Thanks to the Netflix hit series Stranger Things Season 2, the '80s are back in a big way. Some are rad, and some are just sad. Teresa Strasser has three trends from the 1980s trying to make a comeback. Should we let them? 1. Jean Jacket These were the jam back in '80s and they've slowly been creeping back in style the last decade. 2. Leg Warmers Movies like Flashdance made these huge in the 1980s and now they have come roaring back. 3.
Technology is becoming more and more integrated into our day-to-day life and some you can take wherever you want. Jared Cotter has three new wearable gadgets making life easier, sportier and safer on the go. 1. Blinq Smart Ring This is beautiful jewelry that just happens to be smart. It connects to your smartphone and will alert you when you get a call or text. It's even a fitness tracker. You can preorder one for around $199. 2.
We all have the one food that just grosses us out, even though other people seem to love it. But if you need proof that you aren't alone when it comes to your food preferences, Teresa Strasser has got your proof with a list of 5 foods and food habits people hate the most in their state. 7. Gluten-Free - WyomingIn Wyoming, people are completely disinterested in anyone's gluten intolerance because they hate gluten-free stuff. But can you really blame them?
Muck Rack makes it simple to find people, tweets, or articles that mention any name, keyword, company, hashtag etc. We've compiled this guide to help you make the most of your search.
Selecting a term
Start searching tweets, articles from media outlets, articles mentioned in tweets, journalists'
names, titles and bios with some suggested searches:
Companies or Topics (e.g. iPhone, Microsoft)
Phrases (e.g. "cloud computing") — use quotes to keep the terms together
Twitter handles (e.g. @username) — returns those who have mentioned or replied to
Names (e.g. "David Pogue")
Hashtags (e.g. #sxsw, #london2012)
Bio details (e.g. vegan, Olympics, father)
Muck Rack's Advanced Search allows for many boolean operators.
Find results that mention multiple specified terms, use AND or
+. For example, ensure each result contains both Elon Musk and Mark Zuckerberg by
searching Musk AND Zuckerberg or Musk + Zuckerberg.
Use the operators OR or , to broaden your search when you'd like either of
multiple terms to appear in results. (This is the default behavior of our search when no operators
are used). For example, results will contain either cake or cookie by searching cake OR cookie or cake,cookie
Use NOT or - to subtract results from your search. For
example, searching Disney will yield results about the Walt Disney Company as well as Walt Disney
World Resort. To exclude mentions of Disney World, search for Disney -World or Disney
When using one of these operators with a phrase, enclose it in quotation marks. For example, you can
find results about smartphones excluding Apple's iPhone 4S by searching smartphone -"iPhone
Exact case matching or punctuation
If you're searching for a brand name or keyword that relies on specific punctuation marks or capitalization, you can

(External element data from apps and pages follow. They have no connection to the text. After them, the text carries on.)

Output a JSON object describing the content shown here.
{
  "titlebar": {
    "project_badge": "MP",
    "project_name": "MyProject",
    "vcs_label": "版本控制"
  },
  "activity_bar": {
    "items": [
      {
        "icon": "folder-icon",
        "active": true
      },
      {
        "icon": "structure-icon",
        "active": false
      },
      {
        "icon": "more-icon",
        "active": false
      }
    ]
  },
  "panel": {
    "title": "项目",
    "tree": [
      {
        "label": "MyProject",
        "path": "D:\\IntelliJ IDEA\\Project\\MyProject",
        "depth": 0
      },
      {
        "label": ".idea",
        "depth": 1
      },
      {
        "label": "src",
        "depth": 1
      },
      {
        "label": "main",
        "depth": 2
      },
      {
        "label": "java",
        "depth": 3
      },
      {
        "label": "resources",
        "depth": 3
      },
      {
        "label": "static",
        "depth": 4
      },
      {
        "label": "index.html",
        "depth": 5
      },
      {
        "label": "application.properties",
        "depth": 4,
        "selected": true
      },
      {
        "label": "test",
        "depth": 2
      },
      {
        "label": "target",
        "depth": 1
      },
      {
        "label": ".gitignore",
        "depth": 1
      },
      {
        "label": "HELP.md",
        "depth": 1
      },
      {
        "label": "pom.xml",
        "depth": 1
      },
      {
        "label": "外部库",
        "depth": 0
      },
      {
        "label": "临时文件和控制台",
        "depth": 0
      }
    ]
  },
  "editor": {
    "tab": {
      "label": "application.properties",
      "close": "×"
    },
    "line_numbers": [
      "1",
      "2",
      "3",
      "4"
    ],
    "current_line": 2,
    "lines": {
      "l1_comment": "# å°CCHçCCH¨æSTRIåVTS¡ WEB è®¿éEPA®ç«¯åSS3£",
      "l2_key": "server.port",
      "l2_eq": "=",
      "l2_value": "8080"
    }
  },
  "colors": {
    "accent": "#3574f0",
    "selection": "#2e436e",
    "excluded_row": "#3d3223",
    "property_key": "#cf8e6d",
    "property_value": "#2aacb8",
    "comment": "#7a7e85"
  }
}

find results that match your exact query by adding matchcase: before the keyword you're searching for, like matchcase:E*TRADE .
Use parentheses to separate multiple
boolean phrases. For example, to find journalists talking about having fun in Disney World or
Disneyland, search for ("disney world" OR disneyland) AND fun.
An asterisk can be used to search for any variation of a root word truncated by the asterisk. For example, searching for admin* will return results for administrator, administration, administer, administered, etc.
A near operator is an AND operator where you can control the distance between the words. You can vary the distance the near operation uses by adding a forward slash and number (between 0-99) such as strawberries NEAR/10 "whipped cream", which means the strawberries must exist within 10 words of "whipped cream".